WORCESTER, Mass – More than 100 people gathered at the Christian Community Church today to pray for Puerto Rico and to strategize how best to help the island after it was devastated by Hurricane Maria.
Opening the meeting, Sarai Rivera, the city council member and CCC pastor who organized the meeting, said that Worcester had its part to play in the rebuilding efforts. Referring to the story of the Wall of Jerusalem in the biblical Book of Nehemiah, Rivera said that many small groups worked, focusing intently on their part of the wall. “Eventually we saw the full construction.” In the same way, communities across the U.S. could each do their part to help rebuild Puerto Rico.
As might be expected, the meeting was at times emotionally charged. One woman spoke through tears, describing how she couldn’t reach her son, a correctional officer in a Puerto Rican town. “It’s a very small town,” she said, “full of wooden houses.”
Those gathered represented a broad cross-section of the Worcester community. There was a large contingent of Puerto Ricans, especially those with family living on the island, but people from all backgrounds – other Latin Americans, whites, African American and Afro-Caribbean people, as well as others – came to offer solidarity and support. Represented were members of Worcester’s business and nonprofit communities, elected officials, religious leaders, students, and trade unionists.
“I’m not from Puerto Rico,” said Stephanie Puente, who works with Decidete magazine and the Casa Cultural Dominicana. “I’m Dominican, but I want to help in any way I can.”
City council member Khrystian King noted that he himself had loved ones on the island, though he struck an optimistic note. “With a lot of prayer,” he said, “we can get this done.”
Mayor Joseph Petty addressed the audience, vowing that the city would do everything it could to assist. Later in the meeting, an educator spoke, saying that Puerto Rican students in Worcester Public Schools were feeling the effects of the hurricane, because many have family on the island. It was suggested that the school system could organize some sort of support for the students. Mayor Petty was asked whether he could talk with the school’s superintendent. He replied, “I’ll call her tonight.”
City Manager Ed Augustus also addressed the meeting, noting that the city had only two weeks prior sponsored an event on the Common in support of people in Houston, affected by Hurricane Irma. Augustus and others noted that the hurricane in Puerto Rico had been far more severe.
Gladys Rodriguez, representing the office of Rep. Jim McGovern, compared the current situation to the aftermath of Hurricane Hugo. “Then, we came together for Hurricane Hugo,” she said. “We cooked food, got together supplies, and by a miracle, we got a plane that flew out of Worcester.”
“We heard from people then,” Rodriguez continued. “This time there’s total silence.”
There were dozens of offers to help and ideas on how to do so. Manny Gines, of United Brotherhood of Carpenters, Local 107, said people in his union were willing to go to the island to help rebuild. “All we need is a contact, where guys are going to stay,” he said.

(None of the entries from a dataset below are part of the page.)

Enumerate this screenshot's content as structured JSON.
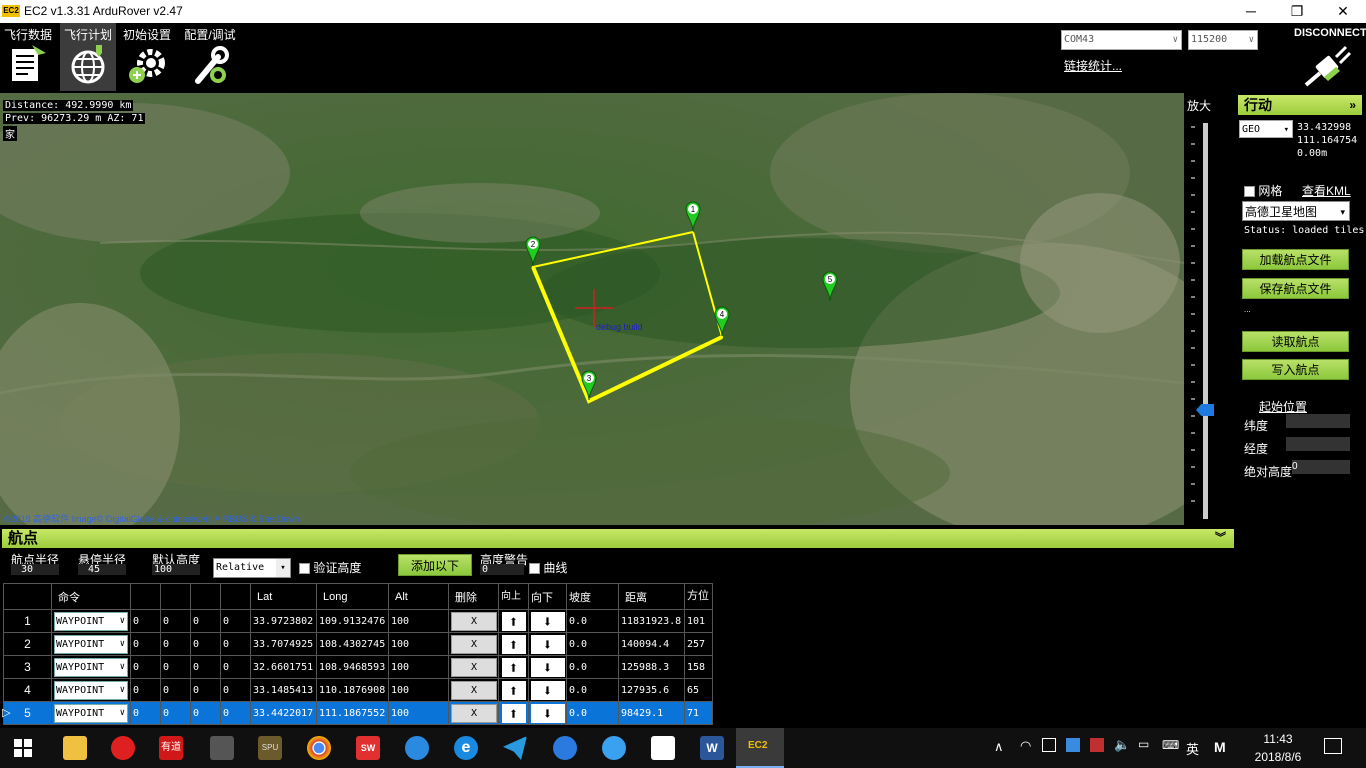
{
  "window": {
    "title": "EC2 v1.3.31 ArduRover v2.47",
    "logo_text": "EC2"
  },
  "nav": [
    {
      "label": "飞行数据",
      "icon": "flight-data-icon"
    },
    {
      "label": "飞行计划",
      "icon": "globe-icon"
    },
    {
      "label": "初始设置",
      "icon": "initial-setup-icon"
    },
    {
      "label": "配置/调试",
      "icon": "config-tuning-icon"
    }
  ],
  "connection": {
    "port": "COM43",
    "baud": "115200",
    "link_stats": "链接统计...",
    "disconnect": "DISCONNECT"
  },
  "map": {
    "distance": "Distance: 492.9990 km",
    "prev": "Prev: 96273.29 m AZ: 71",
    "home": "家",
    "debug": "debug build",
    "copyright": "©2018 高德软件 Image© DigitalGlobe & chinasiwei | AIRBUS & EastDawn",
    "markers": [
      "1",
      "2",
      "3",
      "4",
      "5"
    ]
  },
  "zoom": {
    "label": "放大"
  },
  "right_panel": {
    "title": "行动",
    "coord_system": "GEO",
    "lat": "33.432998",
    "lng": "111.164754",
    "alt": "0.00m",
    "grid_label": "网格",
    "view_kml": "查看KML",
    "map_type": "高德卫星地图",
    "status": "Status: loaded tiles",
    "load_wp": "加载航点文件",
    "save_wp": "保存航点文件",
    "dots": "...",
    "read_wp": "读取航点",
    "write_wp": "写入航点",
    "home_location": "起始位置",
    "home_lat_label": "纬度",
    "home_lng_label": "经度",
    "home_alt_label": "绝对高度",
    "home_alt_value": "0"
  },
  "waypoints_panel": {
    "title": "航点",
    "wp_radius_label": "航点半径",
    "wp_radius": "30",
    "loiter_radius_label": "悬停半径",
    "loiter_radius": "45",
    "default_alt_label": "默认高度",
    "default_alt": "100",
    "alt_frame": "Relative",
    "verify_height": "验证高度",
    "add_below": "添加以下",
    "alt_warning_label": "高度警告",
    "alt_warning": "0",
    "spline": "曲线",
    "columns": [
      "命令",
      "",
      "",
      "",
      "",
      "Lat",
      "Long",
      "Alt",
      "删除",
      "向上",
      "向下",
      "坡度",
      "距离",
      "方位"
    ],
    "rows": [
      {
        "no": "1",
        "cmd": "WAYPOINT",
        "p1": "0",
        "p2": "0",
        "p3": "0",
        "p4": "0",
        "lat": "33.9723802",
        "lng": "109.9132476",
        "alt": "100",
        "del": "X",
        "grad": "0.0",
        "dist": "11831923.8",
        "az": "101"
      },
      {
        "no": "2",
        "cmd": "WAYPOINT",
        "p1": "0",
        "p2": "0",
        "p3": "0",
        "p4": "0",
        "lat": "33.7074925",
        "lng": "108.4302745",
        "alt": "100",
        "del": "X",
        "grad": "0.0",
        "dist": "140094.4",
        "az": "257"
      },
      {
        "no": "3",
        "cmd": "WAYPOINT",
        "p1": "0",
        "p2": "0",
        "p3": "0",
        "p4": "0",
        "lat": "32.6601751",
        "lng": "108.9468593",
        "alt": "100",
        "del": "X",
        "grad": "0.0",
        "dist": "125988.3",
        "az": "158"
      },
      {
        "no": "4",
        "cmd": "WAYPOINT",
        "p1": "0",
        "p2": "0",
        "p3": "0",
        "p4": "0",
        "lat": "33.1485413",
        "lng": "110.1876908",
        "alt": "100",
        "del": "X",
        "grad": "0.0",
        "dist": "127935.6",
        "az": "65"
      },
      {
        "no": "5",
        "cmd": "WAYPOINT",
        "p1": "0",
        "p2": "0",
        "p3": "0",
        "p4": "0",
        "lat": "33.4422017",
        "lng": "111.1867552",
        "alt": "100",
        "del": "X",
        "grad": "0.0",
        "dist": "98429.1",
        "az": "71"
      }
    ]
  },
  "taskbar": {
    "time": "11:43",
    "date": "2018/8/6",
    "ime": "英",
    "ime2": "M"
  },
  "colors": {
    "accent_green": "#9ccc3c",
    "selected_row": "#0a74d8",
    "route": "#ffff00",
    "marker": "#22cc22"
  }
}
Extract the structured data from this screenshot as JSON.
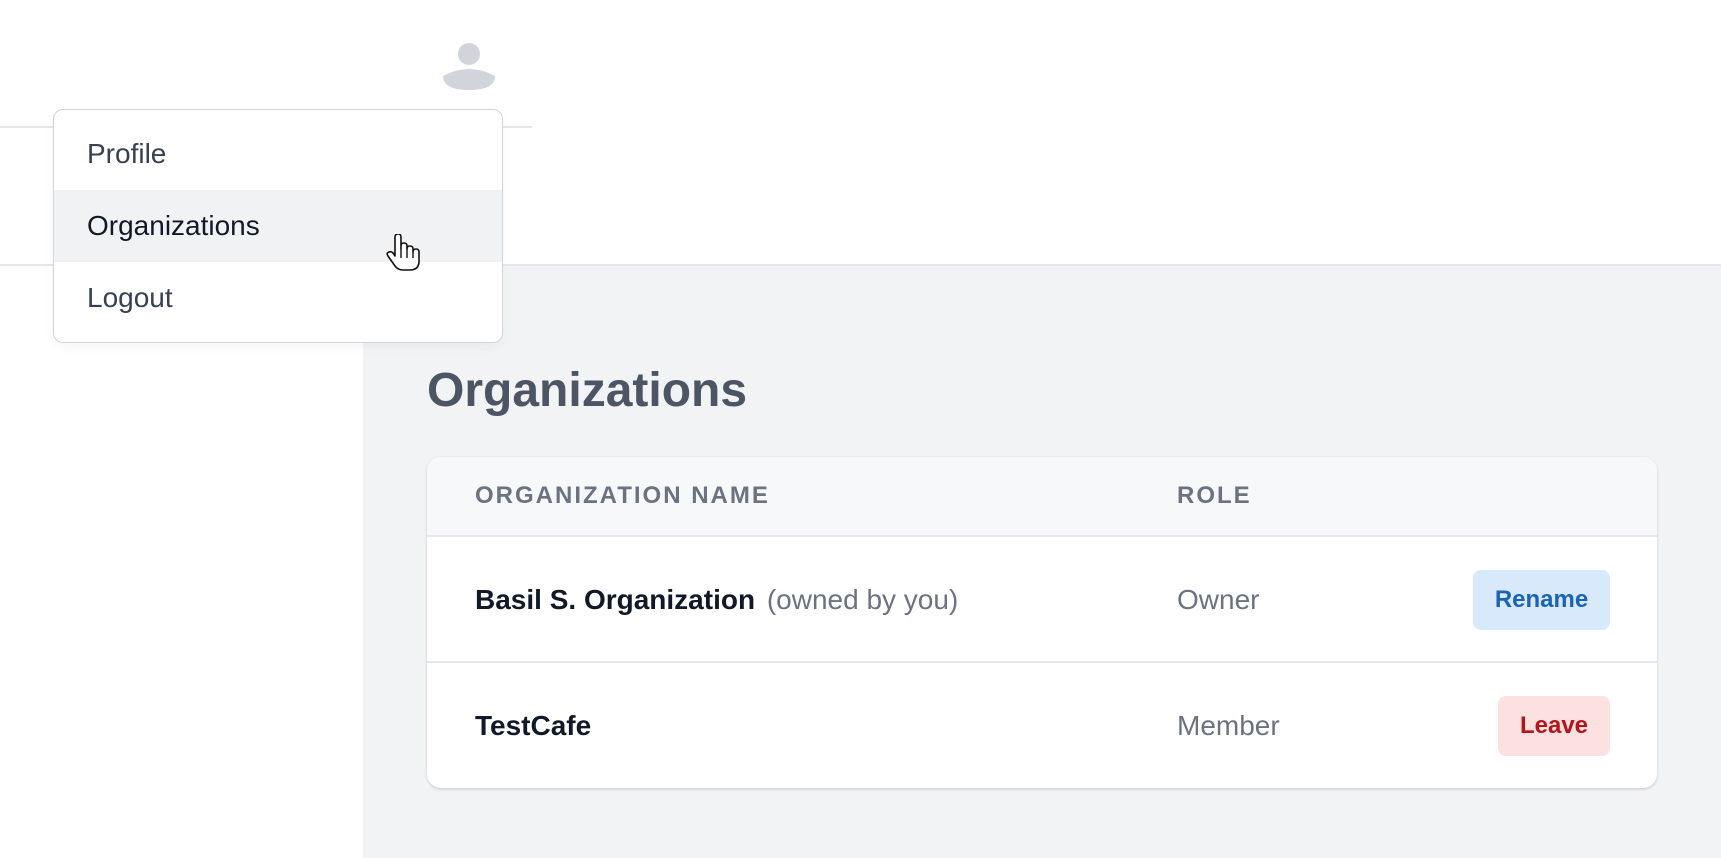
{
  "user_menu": {
    "avatar_icon": "user-avatar-icon",
    "items": [
      {
        "label": "Profile"
      },
      {
        "label": "Organizations",
        "hovered": true
      },
      {
        "label": "Logout"
      }
    ]
  },
  "main": {
    "title": "Organizations",
    "table": {
      "headers": {
        "name": "ORGANIZATION NAME",
        "role": "ROLE"
      },
      "rows": [
        {
          "name": "Basil S. Organization",
          "note": "(owned by you)",
          "role": "Owner",
          "action": "Rename"
        },
        {
          "name": "TestCafe",
          "note": "",
          "role": "Member",
          "action": "Leave"
        }
      ]
    }
  },
  "colors": {
    "rename_bg": "#d7e9fb",
    "rename_text": "#1d63b4",
    "leave_bg": "#fde0e0",
    "leave_text": "#b3151b",
    "main_bg": "#f2f3f5"
  }
}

While everyone agreed on the need and desire to help, there was some discussion about the best way to do so.
“Goods are not as important as money,” City Manager Augustus said. “It’s easier to move, and it will stimulate the local [Puerto Rican] economy.”
Others did discuss sending goods to Puerto Rico. Maritza Cruz, of the YWCA, said that it would be worthwhile to send a container of goods to Puerto Rico with “diapers, – a lot of times people don’t think about this – feminine products, canned food, water.”
A man named Peter said he was hoping to go down and work for a year. Others cautioned that going now to Puerto Rico could tax an already struggling population.
David Jordan, of the Seven Hills Foundation, said, “I have a hundred employees who all want to get in an
airplane tomorrow. That may not be the most efficient way, though.”
Mayor Petty suggested that, whatever the case, work should be coordinated with experts in disaster recovery and those already on the island. He and Augustus said they would be in touch with National Grid, the electricity and gas provider, to see if it was possible for that company to help in the rebuilding of the island’s power infrastructure.
Rivera, along with Rev. Jose Encarnacion, also a pastor at the church, made sure everyone went away with “homework.” The group would form subcommittees, aimed at raising money, filling a container of goods, and supporting local students. They will meet at the Christian Community Church on 108 Beacon St, Mon. Sept. 26 at 6. Originally, the working meeting was to take place at Centro, but was moved to avoid confusion. That organization, which has been serving the community for four decades, was represented at the meeting by Roberto Diaz, who helped emcee the program.
Those interested in supporting Puerto Rico are urged to attend the meeting on the 26th. For more information on the efforts, click here.
Featured image: City council member Sarai Rivera, Centro’s Roberto Diaz, Mayor Joseph Petty, and City Manager Ed Augustus.